All foreign incorporated enterprises are required to submit an annual report for the previous fiscal year to the relevant Administration of Industry and Commerce (AIC).
- Submission deadline - From 1 January - 30 June
4) Annual Foreign Exchange Reconciliation
Foreign companies are now required to comply with an Existing Registration Right that has replaced the need for companies to complete a Statement of Foreign Investors’ Equity, and submit themselves to the foreign exchange annual inspection since 1 June 2015.
- Failure to comply will result in the Foreign Exchange Bureau taking control over the parties in the capital account information system, and banks will cease to conduct foreign exchange business for non compliant companies.
- Submission deadline - 30 September
5) Annual Combinative Reporting to MOFCOM, MOF, SAT and NBS
The annual combinative inspection that was jointly conducted by several government departments since 1998 was replaced by an annual combinative reporting system in 2014.
- The bureaus take on the role of supervisors, and maintain a capacity whereby they can only suggest foreign enterprises make modifications on the report.
- All information can be submitted online and printed materials are no longer necessary, making the requirements much easier to navigate
- Submission deadline - Yet to be fixed
Preparing for each of these 5 tasks also involves having to gather certain documents that your company would do well to get started on sooner rather than later.
Is the annual China accounts audit something your company is facing this year? How do you plan to deal with it?
Have you passed your audit before?
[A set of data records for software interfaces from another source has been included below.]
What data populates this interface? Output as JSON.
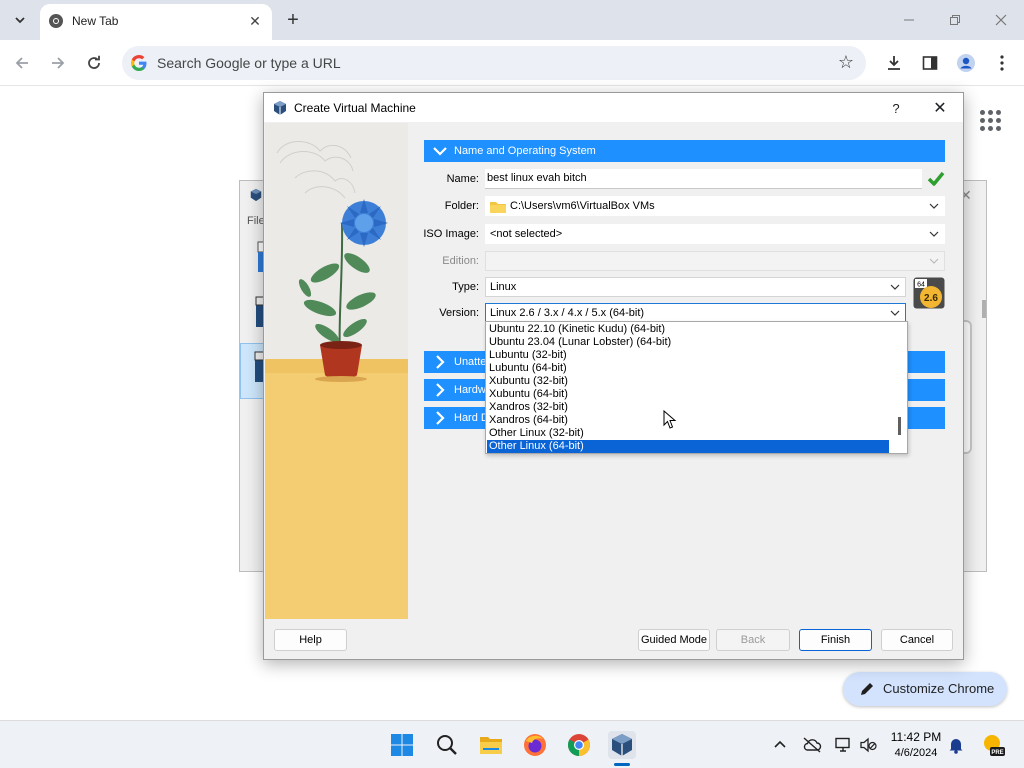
{
  "browser": {
    "tab_title": "New Tab",
    "omnibox_placeholder": "Search Google or type a URL",
    "customize_label": "Customize Chrome"
  },
  "dialog": {
    "title": "Create Virtual Machine",
    "help_glyph": "?",
    "sections": [
      {
        "label": "Name and Operating System",
        "expanded": true
      },
      {
        "label": "Unattended Install",
        "expanded": false
      },
      {
        "label": "Hardware",
        "expanded": false
      },
      {
        "label": "Hard Disk",
        "expanded": false
      }
    ],
    "fields": {
      "name_label": "Name:",
      "name_value": "best linux evah bitch",
      "folder_label": "Folder:",
      "folder_value": "C:\\Users\\vm6\\VirtualBox VMs",
      "iso_label": "ISO Image:",
      "iso_value": "<not selected>",
      "edition_label": "Edition:",
      "type_label": "Type:",
      "type_value": "Linux",
      "version_label": "Version:",
      "version_value": "Linux 2.6 / 3.x / 4.x / 5.x (64-bit)"
    },
    "os_badge": {
      "arch": "64",
      "version": "2.6"
    },
    "version_options": [
      "Ubuntu 22.10 (Kinetic Kudu) (64-bit)",
      "Ubuntu 23.04 (Lunar Lobster) (64-bit)",
      "Lubuntu (32-bit)",
      "Lubuntu (64-bit)",
      "Xubuntu (32-bit)",
      "Xubuntu (64-bit)",
      "Xandros (32-bit)",
      "Xandros (64-bit)",
      "Other Linux (32-bit)",
      "Other Linux (64-bit)"
    ],
    "highlighted_option_index": 9,
    "buttons": {
      "help": "Help",
      "guided_mode": "Guided Mode",
      "back": "Back",
      "finish": "Finish",
      "cancel": "Cancel"
    }
  },
  "background_window": {
    "file_menu_fragment": "File"
  },
  "taskbar": {
    "time": "11:42 PM",
    "date": "4/6/2024",
    "weather_badge": "PRE"
  },
  "colors": {
    "section_blue": "#1e90ff",
    "selection_blue": "#0a64d6",
    "chrome_tabbar": "#dee3eb",
    "customize_bg": "#d3e3fd",
    "art_yellow": "#f4cd72"
  }
}
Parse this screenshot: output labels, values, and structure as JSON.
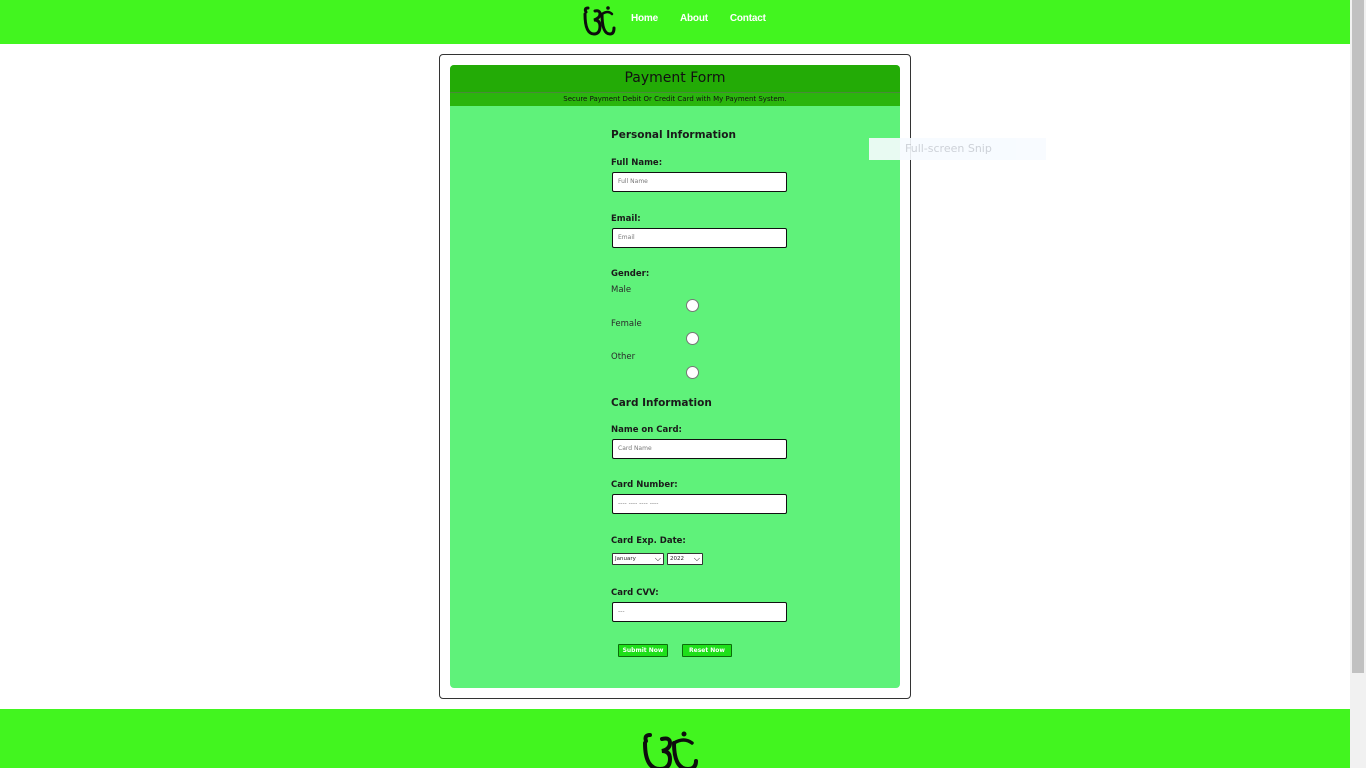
{
  "nav": {
    "links": [
      "Home",
      "About",
      "Contact"
    ]
  },
  "form": {
    "title": "Payment Form",
    "subtitle": "Secure Payment Debit Or Credit Card with My Payment System.",
    "personal_section": "Personal Information",
    "full_name_label": "Full Name:",
    "full_name_placeholder": "Full Name",
    "email_label": "Email:",
    "email_placeholder": "Email",
    "gender_label": "Gender:",
    "gender_options": [
      "Male",
      "Female",
      "Other"
    ],
    "card_section": "Card Information",
    "name_on_card_label": "Name on Card:",
    "name_on_card_placeholder": "Card Name",
    "card_number_label": "Card Number:",
    "card_number_placeholder": "---- ---- ---- ----",
    "exp_label": "Card Exp. Date:",
    "exp_month": "January",
    "exp_year": "2022",
    "cvv_label": "Card CVV:",
    "cvv_placeholder": "---",
    "submit_label": "Submit Now",
    "reset_label": "Reset Now"
  },
  "overlay": {
    "snip_text": "Full-screen Snip"
  },
  "colors": {
    "nav_bg": "#42f51f",
    "form_bg": "#5ff27a",
    "header_bg": "#23ab06",
    "button_bg": "#1ee01a"
  }
}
What were some of the challenges you faced, and do you have any China accounting tips to pass on to our community?
Please share your comments below the blog post, thanks!